*** Data Section Begins ***

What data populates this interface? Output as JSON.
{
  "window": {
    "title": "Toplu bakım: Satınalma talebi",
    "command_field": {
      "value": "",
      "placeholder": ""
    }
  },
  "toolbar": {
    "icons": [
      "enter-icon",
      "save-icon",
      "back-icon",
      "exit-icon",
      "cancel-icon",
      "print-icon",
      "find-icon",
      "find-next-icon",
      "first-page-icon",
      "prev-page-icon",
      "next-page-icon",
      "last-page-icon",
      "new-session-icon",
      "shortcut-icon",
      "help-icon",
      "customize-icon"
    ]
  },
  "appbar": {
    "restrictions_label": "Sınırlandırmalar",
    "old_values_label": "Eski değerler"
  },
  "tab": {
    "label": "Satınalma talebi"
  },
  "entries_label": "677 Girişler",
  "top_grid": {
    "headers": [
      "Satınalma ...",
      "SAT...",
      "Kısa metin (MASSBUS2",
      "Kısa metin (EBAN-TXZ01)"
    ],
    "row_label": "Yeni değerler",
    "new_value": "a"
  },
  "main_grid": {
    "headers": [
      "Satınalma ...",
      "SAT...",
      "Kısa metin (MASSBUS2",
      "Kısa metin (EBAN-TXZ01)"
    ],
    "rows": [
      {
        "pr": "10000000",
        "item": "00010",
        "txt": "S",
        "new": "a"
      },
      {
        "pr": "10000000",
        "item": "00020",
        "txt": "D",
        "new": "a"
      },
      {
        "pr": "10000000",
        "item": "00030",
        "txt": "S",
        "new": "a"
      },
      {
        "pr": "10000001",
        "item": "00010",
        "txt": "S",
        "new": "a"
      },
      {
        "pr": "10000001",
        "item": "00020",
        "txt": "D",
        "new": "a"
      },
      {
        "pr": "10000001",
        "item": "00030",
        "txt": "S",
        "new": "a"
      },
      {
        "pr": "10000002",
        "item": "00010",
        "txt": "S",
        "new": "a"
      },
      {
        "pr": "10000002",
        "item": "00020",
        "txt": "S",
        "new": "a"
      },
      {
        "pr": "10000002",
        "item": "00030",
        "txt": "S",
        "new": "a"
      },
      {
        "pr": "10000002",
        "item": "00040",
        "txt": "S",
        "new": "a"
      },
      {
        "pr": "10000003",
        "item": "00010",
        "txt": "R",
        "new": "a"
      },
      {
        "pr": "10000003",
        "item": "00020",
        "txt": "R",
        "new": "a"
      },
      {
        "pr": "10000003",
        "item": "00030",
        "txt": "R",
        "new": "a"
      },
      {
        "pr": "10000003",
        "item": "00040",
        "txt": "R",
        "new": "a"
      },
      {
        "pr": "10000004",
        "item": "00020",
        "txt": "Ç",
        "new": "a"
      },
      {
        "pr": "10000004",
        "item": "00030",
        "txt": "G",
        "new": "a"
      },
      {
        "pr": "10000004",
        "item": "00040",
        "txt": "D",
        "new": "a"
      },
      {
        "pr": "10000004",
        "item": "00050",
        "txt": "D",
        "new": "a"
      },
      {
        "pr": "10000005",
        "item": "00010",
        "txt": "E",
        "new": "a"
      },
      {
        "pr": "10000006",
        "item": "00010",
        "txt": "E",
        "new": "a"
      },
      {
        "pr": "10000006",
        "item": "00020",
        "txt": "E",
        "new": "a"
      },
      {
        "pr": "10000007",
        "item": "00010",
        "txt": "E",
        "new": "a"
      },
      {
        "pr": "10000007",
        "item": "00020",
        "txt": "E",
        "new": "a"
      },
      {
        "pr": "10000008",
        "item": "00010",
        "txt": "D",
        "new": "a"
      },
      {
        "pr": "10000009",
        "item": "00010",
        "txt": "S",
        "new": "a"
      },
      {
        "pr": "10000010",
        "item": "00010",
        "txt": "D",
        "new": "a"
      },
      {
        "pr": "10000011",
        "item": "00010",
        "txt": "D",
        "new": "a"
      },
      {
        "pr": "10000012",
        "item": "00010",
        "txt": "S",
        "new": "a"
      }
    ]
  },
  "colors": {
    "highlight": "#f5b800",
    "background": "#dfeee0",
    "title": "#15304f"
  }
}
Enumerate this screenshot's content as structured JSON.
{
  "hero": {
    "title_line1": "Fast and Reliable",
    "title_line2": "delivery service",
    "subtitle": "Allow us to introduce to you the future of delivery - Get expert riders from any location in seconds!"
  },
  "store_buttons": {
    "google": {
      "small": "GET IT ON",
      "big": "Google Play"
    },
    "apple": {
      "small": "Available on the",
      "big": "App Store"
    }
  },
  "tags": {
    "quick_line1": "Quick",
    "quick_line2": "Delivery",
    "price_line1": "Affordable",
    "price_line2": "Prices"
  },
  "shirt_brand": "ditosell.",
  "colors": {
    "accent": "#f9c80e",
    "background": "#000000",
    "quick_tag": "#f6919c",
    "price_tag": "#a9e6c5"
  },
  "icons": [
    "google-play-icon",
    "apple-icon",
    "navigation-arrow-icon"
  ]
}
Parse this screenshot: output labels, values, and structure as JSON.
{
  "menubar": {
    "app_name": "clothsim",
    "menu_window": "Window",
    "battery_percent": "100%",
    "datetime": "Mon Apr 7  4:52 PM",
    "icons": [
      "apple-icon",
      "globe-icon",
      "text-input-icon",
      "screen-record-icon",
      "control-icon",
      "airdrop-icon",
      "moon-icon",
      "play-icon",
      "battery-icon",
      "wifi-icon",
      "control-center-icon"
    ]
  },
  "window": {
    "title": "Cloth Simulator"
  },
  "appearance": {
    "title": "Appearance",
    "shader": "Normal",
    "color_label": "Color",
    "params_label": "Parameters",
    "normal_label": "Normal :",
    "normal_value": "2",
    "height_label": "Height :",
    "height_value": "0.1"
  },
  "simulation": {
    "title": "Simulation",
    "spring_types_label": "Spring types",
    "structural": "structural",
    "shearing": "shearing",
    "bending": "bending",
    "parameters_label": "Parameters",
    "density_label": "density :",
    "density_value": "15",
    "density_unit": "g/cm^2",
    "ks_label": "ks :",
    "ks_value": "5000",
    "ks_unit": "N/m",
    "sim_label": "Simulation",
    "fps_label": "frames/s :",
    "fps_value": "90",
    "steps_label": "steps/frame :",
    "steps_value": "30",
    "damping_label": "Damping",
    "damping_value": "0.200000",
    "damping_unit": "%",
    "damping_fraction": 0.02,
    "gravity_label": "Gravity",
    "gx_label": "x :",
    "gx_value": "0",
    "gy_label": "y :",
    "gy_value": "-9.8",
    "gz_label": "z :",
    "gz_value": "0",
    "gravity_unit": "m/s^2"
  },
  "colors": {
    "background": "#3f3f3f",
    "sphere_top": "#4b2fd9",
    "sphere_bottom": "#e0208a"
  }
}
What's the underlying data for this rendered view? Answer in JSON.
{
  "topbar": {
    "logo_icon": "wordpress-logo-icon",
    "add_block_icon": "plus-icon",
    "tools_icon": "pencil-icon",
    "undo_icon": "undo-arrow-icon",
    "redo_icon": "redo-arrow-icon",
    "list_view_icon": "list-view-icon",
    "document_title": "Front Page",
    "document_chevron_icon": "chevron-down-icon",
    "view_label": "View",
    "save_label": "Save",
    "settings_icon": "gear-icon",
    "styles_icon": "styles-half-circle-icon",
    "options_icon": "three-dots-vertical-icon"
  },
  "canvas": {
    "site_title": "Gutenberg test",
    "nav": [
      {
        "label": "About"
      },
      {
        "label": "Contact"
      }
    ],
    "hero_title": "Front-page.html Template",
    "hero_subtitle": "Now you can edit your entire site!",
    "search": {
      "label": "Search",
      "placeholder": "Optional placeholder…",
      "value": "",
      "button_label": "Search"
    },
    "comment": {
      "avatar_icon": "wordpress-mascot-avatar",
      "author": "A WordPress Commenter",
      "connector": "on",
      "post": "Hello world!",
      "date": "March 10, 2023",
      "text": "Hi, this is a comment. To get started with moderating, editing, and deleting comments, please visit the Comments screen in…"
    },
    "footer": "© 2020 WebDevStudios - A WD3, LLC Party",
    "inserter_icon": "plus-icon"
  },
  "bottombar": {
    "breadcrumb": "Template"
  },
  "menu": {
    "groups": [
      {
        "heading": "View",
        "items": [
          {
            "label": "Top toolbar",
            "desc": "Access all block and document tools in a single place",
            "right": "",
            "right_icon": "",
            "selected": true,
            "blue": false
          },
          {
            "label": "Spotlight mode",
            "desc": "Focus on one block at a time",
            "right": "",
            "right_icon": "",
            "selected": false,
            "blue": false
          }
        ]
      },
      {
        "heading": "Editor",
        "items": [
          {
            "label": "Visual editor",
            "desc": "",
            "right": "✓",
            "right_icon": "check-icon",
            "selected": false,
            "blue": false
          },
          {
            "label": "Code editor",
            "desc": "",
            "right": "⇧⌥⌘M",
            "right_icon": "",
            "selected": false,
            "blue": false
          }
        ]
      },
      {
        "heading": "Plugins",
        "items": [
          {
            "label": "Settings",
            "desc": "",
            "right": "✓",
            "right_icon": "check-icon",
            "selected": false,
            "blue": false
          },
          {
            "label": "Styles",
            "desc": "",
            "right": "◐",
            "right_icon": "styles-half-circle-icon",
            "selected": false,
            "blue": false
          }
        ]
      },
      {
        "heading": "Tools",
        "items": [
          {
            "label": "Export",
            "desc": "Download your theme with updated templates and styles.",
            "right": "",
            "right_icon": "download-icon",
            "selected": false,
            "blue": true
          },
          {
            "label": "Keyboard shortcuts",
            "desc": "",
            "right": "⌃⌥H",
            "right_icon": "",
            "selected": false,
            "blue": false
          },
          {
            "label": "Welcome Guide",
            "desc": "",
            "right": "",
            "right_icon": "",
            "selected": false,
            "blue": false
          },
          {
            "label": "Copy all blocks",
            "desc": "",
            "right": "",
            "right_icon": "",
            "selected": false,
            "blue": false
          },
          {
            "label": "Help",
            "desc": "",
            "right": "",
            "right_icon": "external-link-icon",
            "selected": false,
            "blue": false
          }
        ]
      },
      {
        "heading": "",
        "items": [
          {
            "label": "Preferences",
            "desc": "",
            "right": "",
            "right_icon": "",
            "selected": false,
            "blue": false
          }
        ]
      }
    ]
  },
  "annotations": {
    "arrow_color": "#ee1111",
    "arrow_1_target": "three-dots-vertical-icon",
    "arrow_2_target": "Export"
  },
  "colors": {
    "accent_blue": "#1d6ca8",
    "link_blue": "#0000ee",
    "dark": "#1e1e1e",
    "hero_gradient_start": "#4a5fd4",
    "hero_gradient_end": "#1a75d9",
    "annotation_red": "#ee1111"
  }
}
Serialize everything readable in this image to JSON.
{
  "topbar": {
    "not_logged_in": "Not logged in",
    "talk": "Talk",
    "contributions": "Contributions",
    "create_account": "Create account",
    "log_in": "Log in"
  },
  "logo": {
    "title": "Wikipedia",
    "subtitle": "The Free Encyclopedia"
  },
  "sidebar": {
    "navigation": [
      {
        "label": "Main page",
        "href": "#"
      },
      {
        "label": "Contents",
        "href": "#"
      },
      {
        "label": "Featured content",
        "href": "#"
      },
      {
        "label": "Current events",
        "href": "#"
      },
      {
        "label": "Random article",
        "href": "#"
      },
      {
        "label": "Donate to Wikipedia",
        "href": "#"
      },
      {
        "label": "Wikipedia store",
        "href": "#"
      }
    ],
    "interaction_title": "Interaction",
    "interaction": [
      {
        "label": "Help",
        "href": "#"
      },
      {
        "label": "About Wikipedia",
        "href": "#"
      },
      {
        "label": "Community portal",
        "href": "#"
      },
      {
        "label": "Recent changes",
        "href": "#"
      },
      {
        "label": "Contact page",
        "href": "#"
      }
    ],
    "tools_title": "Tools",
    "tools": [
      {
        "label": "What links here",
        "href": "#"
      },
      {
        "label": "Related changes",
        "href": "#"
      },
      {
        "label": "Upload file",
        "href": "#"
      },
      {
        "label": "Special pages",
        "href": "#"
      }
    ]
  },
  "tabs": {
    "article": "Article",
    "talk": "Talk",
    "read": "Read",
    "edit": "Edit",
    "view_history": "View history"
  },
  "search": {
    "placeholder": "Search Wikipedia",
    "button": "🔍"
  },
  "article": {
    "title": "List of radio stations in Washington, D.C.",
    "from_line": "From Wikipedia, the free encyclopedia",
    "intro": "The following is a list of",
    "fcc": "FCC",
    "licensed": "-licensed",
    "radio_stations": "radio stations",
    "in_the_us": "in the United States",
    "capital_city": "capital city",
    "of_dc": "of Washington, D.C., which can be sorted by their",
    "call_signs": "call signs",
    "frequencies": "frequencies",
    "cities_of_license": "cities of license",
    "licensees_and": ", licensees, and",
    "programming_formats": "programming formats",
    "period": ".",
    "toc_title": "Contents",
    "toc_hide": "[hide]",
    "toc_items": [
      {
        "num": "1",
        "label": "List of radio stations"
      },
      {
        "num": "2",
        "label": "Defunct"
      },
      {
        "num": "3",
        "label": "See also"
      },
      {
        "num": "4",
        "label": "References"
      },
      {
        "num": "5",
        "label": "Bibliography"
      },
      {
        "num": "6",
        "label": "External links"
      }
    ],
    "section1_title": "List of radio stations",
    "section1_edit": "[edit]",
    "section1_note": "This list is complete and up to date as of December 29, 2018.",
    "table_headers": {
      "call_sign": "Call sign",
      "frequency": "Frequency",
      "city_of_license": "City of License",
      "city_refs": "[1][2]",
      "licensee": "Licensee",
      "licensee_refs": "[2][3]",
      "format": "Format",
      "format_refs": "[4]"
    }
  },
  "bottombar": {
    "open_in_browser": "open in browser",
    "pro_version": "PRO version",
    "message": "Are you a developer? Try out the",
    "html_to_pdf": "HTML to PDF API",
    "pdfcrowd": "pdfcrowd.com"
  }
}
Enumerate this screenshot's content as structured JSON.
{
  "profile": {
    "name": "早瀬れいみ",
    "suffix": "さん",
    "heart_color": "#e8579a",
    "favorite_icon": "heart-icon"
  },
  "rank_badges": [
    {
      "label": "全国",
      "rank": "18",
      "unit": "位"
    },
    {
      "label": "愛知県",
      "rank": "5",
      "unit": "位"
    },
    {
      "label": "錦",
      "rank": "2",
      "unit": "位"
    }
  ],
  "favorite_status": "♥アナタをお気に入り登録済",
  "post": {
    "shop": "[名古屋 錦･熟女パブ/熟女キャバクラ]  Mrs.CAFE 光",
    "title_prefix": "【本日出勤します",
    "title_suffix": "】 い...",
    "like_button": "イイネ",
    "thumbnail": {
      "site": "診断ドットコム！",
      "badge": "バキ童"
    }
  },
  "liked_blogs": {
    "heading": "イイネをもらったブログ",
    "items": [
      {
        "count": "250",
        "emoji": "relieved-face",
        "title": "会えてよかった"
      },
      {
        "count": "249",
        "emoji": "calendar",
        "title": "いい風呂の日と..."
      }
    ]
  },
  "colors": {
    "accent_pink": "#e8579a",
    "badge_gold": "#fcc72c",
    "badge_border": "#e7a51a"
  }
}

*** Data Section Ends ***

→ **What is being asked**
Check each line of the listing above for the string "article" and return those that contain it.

→ **Response box**
        "label": "Random article",
    "article": "Article",
  "article": {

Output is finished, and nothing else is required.